Radovitzky wrote in the email that the McCormick Heads of House preferred the 100% undergraduate return option over the other four options for the fall proposed by Team 2020 because “we feel that we need to all come together, realize the privilege and embrace the opportunity we have to be allowed back on campus, commit to caring for the safety of each other in a responsible manner, and show the world one more time what is possible at MIT.”

Radovitzky also expressed concern that the other proposed options may result in “increased inequity for those who cannot be on campus,” as well as negative “impact on student mental health” and “our ability to fulfill our commitment to our community of providing them with the most meaningful MIT experience.”

The memorandum noted that BC Heads of House Janelle Knox-Hayes and Jarrod Hayes did not sign the letter due to “the uncertainty surrounding the status” of BC residents.

BC was originally scheduled to be closed for renovations June 2020 to August 2022. However, the construction of the New Vassar dorm, originally slated to open in August, has been delayed due to Cambridge’s March moratorium on construction.

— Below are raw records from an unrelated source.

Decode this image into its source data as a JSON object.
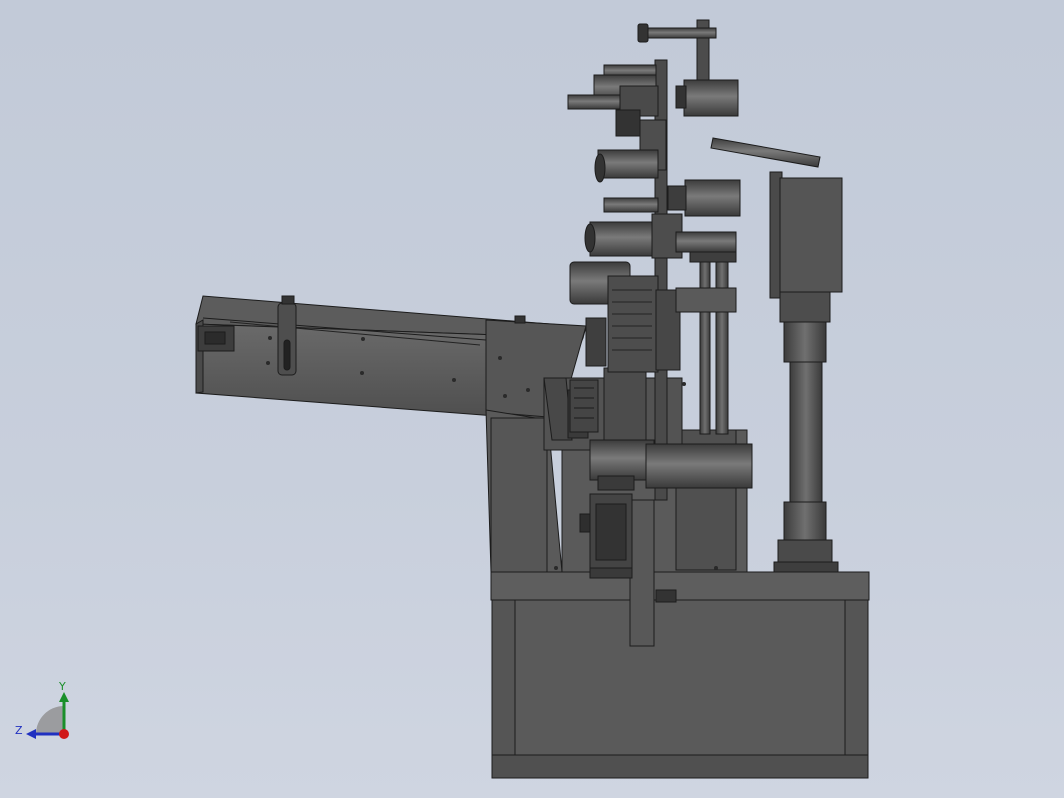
{
  "view": {
    "colors": {
      "background_top": "#c2cad8",
      "background_bottom": "#cfd5e1",
      "part_dark": "#4a4a4a",
      "part_mid": "#5b5b5b",
      "part_light": "#6a6a6a",
      "edge": "#1c1c1c"
    }
  },
  "triad": {
    "x_label": "",
    "y_label": "Y",
    "z_label": "Z",
    "colors": {
      "y": "#1a8f2a",
      "z": "#2030c0",
      "x": "#d01818"
    }
  }
}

As a result, BC may continue to be open to house undergraduates in the fall. 

BC has served as a quarantine center for students exposed to COVID-19 since undergraduates moved out in March.

Knox-Hayes and Hayes wrote in an email to The Tech that they “do not know if BC will continue to serve as the centralized support facility or if some other quarantine option may be enacted” in the fall.

The Academic Policy and Regulations Team (APART), led by Faculty Chair Rick Danheiser, issued a statement that APART’s consensus view is that the 100% undergraduate return option was “conceivable, but with serious issues.” 

Of the five options proposed by Team 2020, APART most favored Option 3, in which 60% and 75% of undergraduates live on campus in the fall and spring respectively, followed by Option 5, in which all undergraduates are remote in the fall. APART rejected Options 2 and 4, which respectively call for delaying the start of the school year to January 2021 and implementing a three-semester academic year.